Birth · Change

Check Your Expectations

I heard a new-to-me program the other day called Invisibilia, from NPR. There are some seriously good episodes on there that I highly recommend, but one caught my attention called, How to Become Batman. This show¬†doesn’t actually have anything to do with pregnancy, birth, parenting, or breastfeeding, yet there’s a section that’s universal to all those topics, and to the rest of life too. To really know what I’m talking about, please go listen to the first 6 min of the program because I don’t want to spoil the experiment results for you (the whole program is definitely worth a listen – podcasts and audiobooks are how I agree to do the dishes).

Okay, I gotta spoil it a little otherwise that would be the end of the post –

“As you go through the world, the expectations of other people are constantly acting on you, literally making you stronger or weaker, smarter or dumber, faster or slower.”

Think about that. The expectations of other people are affecting how you live your life right now. Those expectations are making it easier for you get the things you want, be who you want to be, have the experiences you want to have, or, harder to do all of that. We all know the examples of this in issues of race, gender, and sexuality, but what about with pregnancy, birth, and parenting?

Let’s just focus on birth for a second. If everyone around you expected you to have a difficult birth because you are older/hypertensive/have a bigger baby/previously had a hard birth/depressed/lack support/complain about pain etc. will you have a difficult birth? Maybe for reasons that are out of everyone’s control – birth’s like that sometimes – but maybe the people who should have been helpful subconsciously changed their behavior towards you in ways that lowered your chances of getting what you wanted. Have I done that to a client? I hope not, and I hope I never do.

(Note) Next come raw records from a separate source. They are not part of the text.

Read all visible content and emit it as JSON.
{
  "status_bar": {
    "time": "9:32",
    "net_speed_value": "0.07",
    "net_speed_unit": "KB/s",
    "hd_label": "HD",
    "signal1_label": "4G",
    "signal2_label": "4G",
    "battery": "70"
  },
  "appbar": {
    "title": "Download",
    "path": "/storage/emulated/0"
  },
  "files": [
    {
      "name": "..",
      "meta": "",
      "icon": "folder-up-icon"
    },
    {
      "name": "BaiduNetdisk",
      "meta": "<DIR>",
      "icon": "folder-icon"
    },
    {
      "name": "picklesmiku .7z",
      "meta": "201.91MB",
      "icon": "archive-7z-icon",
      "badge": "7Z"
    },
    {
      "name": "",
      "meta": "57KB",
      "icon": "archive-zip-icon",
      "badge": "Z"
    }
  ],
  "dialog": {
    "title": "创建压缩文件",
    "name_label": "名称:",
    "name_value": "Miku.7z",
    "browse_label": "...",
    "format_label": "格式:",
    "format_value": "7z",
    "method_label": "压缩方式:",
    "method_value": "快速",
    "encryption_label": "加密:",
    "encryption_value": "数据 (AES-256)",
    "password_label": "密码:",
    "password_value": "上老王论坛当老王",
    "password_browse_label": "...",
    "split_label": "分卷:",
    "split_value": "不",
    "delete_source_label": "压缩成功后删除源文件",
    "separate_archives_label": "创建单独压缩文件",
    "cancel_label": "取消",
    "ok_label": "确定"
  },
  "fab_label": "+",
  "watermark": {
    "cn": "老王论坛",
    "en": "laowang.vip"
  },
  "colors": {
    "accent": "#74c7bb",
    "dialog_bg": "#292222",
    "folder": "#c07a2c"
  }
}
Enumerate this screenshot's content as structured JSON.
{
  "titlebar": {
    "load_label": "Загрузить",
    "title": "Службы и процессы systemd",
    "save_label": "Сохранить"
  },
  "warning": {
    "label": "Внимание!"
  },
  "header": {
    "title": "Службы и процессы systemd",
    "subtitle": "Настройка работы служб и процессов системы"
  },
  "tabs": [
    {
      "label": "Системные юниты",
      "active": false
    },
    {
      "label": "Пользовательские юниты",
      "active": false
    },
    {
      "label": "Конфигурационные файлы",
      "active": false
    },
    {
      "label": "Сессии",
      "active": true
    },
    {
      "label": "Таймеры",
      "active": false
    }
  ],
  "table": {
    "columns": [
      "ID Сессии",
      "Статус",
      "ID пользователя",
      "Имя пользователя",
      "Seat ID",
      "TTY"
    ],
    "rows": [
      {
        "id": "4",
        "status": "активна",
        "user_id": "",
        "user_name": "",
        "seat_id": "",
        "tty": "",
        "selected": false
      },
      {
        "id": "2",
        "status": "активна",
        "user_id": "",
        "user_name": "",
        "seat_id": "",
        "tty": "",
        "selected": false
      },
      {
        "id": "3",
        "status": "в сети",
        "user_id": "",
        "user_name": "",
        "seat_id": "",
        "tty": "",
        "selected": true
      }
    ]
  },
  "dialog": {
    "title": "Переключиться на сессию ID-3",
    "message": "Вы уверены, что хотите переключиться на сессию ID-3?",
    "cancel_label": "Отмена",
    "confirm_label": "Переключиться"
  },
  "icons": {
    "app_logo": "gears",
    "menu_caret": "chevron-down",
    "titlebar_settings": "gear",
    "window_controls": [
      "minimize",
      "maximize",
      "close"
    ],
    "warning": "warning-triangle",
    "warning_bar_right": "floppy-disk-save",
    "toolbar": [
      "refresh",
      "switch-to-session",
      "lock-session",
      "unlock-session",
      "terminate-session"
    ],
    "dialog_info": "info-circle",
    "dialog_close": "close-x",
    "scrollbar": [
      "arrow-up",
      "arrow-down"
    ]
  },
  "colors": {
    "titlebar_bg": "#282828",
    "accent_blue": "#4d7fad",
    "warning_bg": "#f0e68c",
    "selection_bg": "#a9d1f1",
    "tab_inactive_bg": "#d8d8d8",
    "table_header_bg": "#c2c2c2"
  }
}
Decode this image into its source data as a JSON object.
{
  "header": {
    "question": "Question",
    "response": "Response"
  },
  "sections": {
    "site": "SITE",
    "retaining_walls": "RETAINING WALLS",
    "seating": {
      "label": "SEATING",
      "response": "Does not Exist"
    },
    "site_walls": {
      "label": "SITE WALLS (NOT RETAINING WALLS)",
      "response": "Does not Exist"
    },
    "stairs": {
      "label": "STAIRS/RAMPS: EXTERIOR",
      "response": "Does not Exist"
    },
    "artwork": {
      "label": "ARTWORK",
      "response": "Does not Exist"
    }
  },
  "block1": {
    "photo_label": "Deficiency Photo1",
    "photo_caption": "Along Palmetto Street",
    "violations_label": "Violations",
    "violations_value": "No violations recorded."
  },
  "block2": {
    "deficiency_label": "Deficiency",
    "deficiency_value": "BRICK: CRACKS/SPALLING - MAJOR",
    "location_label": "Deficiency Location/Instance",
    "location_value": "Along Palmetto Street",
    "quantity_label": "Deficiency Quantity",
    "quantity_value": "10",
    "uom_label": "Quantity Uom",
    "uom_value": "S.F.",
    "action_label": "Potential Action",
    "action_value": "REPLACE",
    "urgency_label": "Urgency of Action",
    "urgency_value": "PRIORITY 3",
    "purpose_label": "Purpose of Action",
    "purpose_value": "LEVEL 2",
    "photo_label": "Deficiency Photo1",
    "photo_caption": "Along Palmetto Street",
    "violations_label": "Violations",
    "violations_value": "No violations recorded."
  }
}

When I was a really new doula, volunteering at a local hospital, the nurses brought me to a woman in labor who had had an anterior lip for hours (basically she was 9.5cm out of 10cm, frustratingly close). I don’t know why they didn’t bring me to her earlier because she had been without support for a while and had given up on the idea of things working out. I suggested new positions for her to try, and tried to get the help of a nurse with ice in a sterile glove, but everyone’s minds were already set on a Cesarean. When she actually voiced her agreement to a Cesarean she began crying and told me, “my mom told me I wouldn’t have a vaginal birth.” I never saw this woman again but I always hoped that she would have a different experience with a different set of expectations of her in her future.

While I can’t really help what other people are subconsciously doing, I will try to always check my own expectations of others.

Wait, if I set the expectation that my little guy will sleep through the night tonight, will he be able to do it? Sleep baby, sleep!

Now I’m going to find a couple of snails, name one Speedy and the other Slow Poke, and have my girls race them. They seem to love all snails so I wonder how this experiment will turn out – I’ll report back. If you have no idea why I’m bringing this up, listen to the first 6 min of the podcast!

Of course snail racing is a real thing!
Of course snail racing is a real thing!